At the main terminal baggage carousel, Ms. 22J's bags arrived swiftly. Mine of course did not. She waited long enough for me to mumble that mine must be lost and I would have to report that to the United desk. And then - then! - she offered her telephone number and said she'd enjoy talking again.
She departed. I sheepishly went to the United desk and confessed I was in the wrong hall. (And two-plus hours later was reunited with my checked bag.)
At our wedding, I held up the UA boarding pass with the handwritten '22H' and told our friends and families how grateful I was to United.
We celebrate the seventh anniversary of our on-board meeting on November 21st and our fifth wedding anniversary in April.
Programs: UA LT GS 4.07MM (4.02MM BIS), AA EXP 1.5MM (BIS) , HH Diamond, SPG Platinum
Originally Posted by MPsince1984
Despite the last response post (sounds a bit like the sour gate agent I ran into at ORD) that's exactly the kind of post that makes FT interesting enough for me to invest my time and energy into this web site, regardless of which wrong category it might be posted in.
Serious congratulations to you two!
Apologies to the rest of you for my own inappropriate contributions of the same nature.
Agree!! Congrats to both of you.
Last edited by l'etoile; Nov 8, 11 at 12:20 am.
Reason: removed comments no longer relevant since now a thread of its own
I boarded relatively early for the 8am SFO - EWR, and then saw this gorgeous woman walking down the aisle towards my row and the empty seat next to me. But no such luck, she sat in the aisle seat directly in front of me, not the middle next to me.
I started working on my notebook PC and asked her politely not to recline her seat without warning me, so I could move my PC. Also was able to return her pen a couple of times, as she kept dropping it under her seat.

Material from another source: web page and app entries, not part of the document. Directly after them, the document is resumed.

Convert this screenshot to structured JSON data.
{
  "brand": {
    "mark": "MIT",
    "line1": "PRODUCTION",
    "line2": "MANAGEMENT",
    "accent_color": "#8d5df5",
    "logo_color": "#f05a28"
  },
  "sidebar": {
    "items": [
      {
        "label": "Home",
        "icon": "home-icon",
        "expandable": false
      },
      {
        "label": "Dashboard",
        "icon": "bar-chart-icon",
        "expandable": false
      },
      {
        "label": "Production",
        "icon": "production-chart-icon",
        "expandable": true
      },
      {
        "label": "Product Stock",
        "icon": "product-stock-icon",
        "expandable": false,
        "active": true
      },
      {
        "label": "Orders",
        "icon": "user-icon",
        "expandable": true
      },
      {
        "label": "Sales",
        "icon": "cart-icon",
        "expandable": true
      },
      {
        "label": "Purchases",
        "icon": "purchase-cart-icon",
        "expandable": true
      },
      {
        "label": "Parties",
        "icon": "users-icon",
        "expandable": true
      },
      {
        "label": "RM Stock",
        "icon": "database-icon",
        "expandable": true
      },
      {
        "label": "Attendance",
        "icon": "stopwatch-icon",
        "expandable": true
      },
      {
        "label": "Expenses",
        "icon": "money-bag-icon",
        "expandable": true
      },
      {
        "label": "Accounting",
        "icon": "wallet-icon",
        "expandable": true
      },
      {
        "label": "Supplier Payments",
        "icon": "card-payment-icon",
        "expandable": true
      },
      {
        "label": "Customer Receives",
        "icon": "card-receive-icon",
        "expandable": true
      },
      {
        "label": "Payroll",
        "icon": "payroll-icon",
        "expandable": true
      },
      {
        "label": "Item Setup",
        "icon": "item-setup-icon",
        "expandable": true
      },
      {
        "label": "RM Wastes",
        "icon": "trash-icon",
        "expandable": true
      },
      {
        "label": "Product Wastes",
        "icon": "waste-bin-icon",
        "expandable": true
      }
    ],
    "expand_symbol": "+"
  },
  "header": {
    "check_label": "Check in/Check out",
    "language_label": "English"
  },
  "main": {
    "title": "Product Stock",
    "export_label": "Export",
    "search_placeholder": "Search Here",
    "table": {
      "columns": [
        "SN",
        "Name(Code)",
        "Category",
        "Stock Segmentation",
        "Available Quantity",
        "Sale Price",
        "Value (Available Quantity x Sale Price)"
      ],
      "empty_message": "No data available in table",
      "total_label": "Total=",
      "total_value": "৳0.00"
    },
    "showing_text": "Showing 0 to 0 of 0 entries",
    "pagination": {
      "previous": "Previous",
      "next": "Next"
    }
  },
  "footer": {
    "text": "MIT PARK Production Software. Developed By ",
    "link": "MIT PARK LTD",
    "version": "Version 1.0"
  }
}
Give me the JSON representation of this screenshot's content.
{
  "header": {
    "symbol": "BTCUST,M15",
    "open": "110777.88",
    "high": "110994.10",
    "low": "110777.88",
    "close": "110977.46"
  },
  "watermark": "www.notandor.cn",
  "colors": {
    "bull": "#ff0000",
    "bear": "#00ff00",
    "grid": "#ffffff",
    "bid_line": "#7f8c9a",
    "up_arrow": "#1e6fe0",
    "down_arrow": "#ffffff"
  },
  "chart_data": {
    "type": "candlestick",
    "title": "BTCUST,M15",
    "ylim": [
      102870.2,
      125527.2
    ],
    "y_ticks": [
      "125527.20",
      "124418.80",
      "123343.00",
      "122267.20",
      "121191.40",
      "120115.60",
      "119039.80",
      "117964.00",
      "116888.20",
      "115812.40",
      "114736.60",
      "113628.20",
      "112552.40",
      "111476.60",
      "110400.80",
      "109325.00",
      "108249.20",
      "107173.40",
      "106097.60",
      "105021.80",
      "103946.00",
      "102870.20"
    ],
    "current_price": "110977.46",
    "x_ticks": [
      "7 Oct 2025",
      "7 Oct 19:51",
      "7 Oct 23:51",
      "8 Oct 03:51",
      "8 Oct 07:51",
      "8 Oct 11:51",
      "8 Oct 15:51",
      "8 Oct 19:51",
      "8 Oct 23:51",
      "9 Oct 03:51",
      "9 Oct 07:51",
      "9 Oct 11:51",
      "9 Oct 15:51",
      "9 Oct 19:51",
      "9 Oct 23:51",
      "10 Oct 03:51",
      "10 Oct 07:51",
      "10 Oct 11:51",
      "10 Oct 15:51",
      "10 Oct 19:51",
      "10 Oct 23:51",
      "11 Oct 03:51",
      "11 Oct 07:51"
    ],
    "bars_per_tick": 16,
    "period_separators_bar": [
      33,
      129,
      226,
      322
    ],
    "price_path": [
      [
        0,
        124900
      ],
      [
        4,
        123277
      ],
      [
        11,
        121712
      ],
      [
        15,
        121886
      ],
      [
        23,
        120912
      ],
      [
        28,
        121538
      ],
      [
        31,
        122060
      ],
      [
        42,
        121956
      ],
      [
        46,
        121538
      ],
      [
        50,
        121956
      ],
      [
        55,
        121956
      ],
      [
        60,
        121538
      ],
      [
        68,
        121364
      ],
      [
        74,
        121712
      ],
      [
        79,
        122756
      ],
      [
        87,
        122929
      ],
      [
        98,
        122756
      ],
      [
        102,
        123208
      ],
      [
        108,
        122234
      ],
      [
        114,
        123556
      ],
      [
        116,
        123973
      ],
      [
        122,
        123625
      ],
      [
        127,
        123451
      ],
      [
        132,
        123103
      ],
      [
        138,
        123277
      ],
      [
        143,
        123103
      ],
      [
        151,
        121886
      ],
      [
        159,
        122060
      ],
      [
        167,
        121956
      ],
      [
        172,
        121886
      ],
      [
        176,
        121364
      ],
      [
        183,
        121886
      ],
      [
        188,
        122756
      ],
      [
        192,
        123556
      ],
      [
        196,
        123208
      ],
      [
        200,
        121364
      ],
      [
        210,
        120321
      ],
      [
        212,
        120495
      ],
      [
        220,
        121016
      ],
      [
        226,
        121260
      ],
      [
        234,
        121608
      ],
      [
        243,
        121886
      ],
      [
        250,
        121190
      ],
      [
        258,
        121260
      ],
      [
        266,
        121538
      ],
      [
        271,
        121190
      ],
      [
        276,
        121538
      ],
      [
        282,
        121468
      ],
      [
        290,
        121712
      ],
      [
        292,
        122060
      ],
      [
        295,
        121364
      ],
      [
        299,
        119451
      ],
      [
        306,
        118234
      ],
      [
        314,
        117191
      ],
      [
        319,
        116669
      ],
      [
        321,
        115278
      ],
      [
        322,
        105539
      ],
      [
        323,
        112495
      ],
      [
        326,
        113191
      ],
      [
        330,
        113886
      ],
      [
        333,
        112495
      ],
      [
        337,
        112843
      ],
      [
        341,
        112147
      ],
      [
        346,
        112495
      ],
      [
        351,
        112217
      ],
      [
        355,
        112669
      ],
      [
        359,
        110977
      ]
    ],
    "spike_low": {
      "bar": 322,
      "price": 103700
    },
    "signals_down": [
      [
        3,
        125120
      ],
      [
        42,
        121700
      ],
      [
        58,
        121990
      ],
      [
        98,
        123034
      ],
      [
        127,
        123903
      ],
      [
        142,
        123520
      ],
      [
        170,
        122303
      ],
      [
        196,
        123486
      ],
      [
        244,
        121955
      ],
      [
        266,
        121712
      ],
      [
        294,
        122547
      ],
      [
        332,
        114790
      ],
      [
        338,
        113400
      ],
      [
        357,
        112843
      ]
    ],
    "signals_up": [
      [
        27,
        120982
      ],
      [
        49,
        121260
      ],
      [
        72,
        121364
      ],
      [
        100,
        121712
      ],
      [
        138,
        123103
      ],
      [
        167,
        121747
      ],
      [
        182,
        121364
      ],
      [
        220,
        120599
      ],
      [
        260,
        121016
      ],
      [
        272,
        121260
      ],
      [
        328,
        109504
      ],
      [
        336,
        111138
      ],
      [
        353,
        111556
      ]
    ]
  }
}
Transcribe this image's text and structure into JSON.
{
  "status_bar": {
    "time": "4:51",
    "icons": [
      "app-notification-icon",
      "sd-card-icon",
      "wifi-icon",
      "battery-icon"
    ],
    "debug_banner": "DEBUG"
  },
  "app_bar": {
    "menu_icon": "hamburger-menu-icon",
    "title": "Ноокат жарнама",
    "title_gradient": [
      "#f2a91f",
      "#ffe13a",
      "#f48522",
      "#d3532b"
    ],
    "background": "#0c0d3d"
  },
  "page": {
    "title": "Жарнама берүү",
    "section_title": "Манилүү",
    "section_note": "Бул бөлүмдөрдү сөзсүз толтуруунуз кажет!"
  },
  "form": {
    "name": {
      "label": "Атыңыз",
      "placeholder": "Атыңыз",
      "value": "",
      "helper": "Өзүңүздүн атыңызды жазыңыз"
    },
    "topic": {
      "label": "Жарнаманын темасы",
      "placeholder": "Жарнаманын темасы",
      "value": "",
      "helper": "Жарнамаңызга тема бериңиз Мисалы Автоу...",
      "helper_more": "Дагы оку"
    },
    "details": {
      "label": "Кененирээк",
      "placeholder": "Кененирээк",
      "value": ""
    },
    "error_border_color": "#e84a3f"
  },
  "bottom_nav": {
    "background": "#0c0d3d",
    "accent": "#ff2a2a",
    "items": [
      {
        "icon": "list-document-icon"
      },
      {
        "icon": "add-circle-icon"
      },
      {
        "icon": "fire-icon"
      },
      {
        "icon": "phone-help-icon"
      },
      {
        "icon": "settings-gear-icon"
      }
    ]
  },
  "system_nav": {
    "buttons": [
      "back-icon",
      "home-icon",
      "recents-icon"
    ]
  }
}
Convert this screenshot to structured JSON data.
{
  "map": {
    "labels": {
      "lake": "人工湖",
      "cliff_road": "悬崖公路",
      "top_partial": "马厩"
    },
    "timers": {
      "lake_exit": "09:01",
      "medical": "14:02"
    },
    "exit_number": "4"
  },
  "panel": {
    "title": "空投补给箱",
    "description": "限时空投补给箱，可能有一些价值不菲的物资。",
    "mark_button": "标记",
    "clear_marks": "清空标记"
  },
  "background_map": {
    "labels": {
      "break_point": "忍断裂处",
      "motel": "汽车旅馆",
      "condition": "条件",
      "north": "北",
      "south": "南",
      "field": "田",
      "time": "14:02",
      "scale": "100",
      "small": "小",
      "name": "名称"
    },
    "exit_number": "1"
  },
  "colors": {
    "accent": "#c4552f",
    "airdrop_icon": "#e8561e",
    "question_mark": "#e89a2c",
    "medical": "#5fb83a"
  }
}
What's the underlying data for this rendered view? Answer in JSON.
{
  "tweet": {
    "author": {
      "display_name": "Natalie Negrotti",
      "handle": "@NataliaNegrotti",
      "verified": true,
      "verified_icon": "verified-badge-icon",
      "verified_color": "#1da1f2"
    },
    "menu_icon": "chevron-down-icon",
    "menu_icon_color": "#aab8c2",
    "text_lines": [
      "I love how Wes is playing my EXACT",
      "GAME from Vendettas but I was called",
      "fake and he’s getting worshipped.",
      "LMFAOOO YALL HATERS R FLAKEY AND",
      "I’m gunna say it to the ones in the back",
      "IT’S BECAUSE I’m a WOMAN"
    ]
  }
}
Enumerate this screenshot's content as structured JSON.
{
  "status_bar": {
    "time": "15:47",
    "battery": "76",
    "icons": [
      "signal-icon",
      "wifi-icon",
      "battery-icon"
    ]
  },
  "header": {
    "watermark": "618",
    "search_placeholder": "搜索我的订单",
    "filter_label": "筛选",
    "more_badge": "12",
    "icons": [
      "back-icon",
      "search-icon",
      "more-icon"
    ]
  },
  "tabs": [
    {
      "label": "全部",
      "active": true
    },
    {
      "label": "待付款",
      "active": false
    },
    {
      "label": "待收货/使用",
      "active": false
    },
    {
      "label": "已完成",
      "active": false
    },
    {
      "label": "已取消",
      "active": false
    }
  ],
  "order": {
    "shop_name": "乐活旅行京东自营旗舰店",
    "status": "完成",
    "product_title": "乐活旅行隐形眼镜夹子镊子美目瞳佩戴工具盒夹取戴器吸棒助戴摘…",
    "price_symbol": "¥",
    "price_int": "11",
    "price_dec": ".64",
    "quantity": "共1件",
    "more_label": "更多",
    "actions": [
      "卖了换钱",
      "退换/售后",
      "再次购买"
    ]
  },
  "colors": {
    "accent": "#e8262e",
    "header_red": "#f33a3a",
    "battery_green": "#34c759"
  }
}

When the movie ended, we both had to stand up to let those inside of us get out and back to the bathroom (single aisle 757). I started talking to her, and managed to acquire her name and business card before the other folks came back and we sat down again.
That night, the colleague I was traveling with had to listen to me rave about the incredible woman I met on the plane for about 2 hours as we ate dinner.
We went out for the first time about a week later after we were both back in San Francisco, and got married 18 months later. That was 12 years ago, and we are taking our next United flight with our kids next week (but to Lihue instead of Newark, a definite upgrade).
To this day, my colleague from that business trip refers to my wife as "plane girl".
Location: What I write is my opinion alone..don't read into it anything not written.
Co-worker/friend (UA CSR) flying NRSA was asked on a relativly empty flight which of the remaining seats he would like. He pointed to a girl in the gate room (she turned out to be a UA flight attendant not in uniform also flying NRSA) and said "I wanna sit next to HER!!"
They were married about a year later...and 3 years after that, had one of the nastiest divorces I have seen. One of the few good things about it is I became friends with her thru him, and she still remains a friend of mine (and he does as well) so I was the collateral beneficiary of their "unhapily ever after" by becoing close with both of them. Separatly, they are great people, but together, they have very conflicting values.
Glad that some of you have found lasting love on our planes and hope none of you wind up like my friends.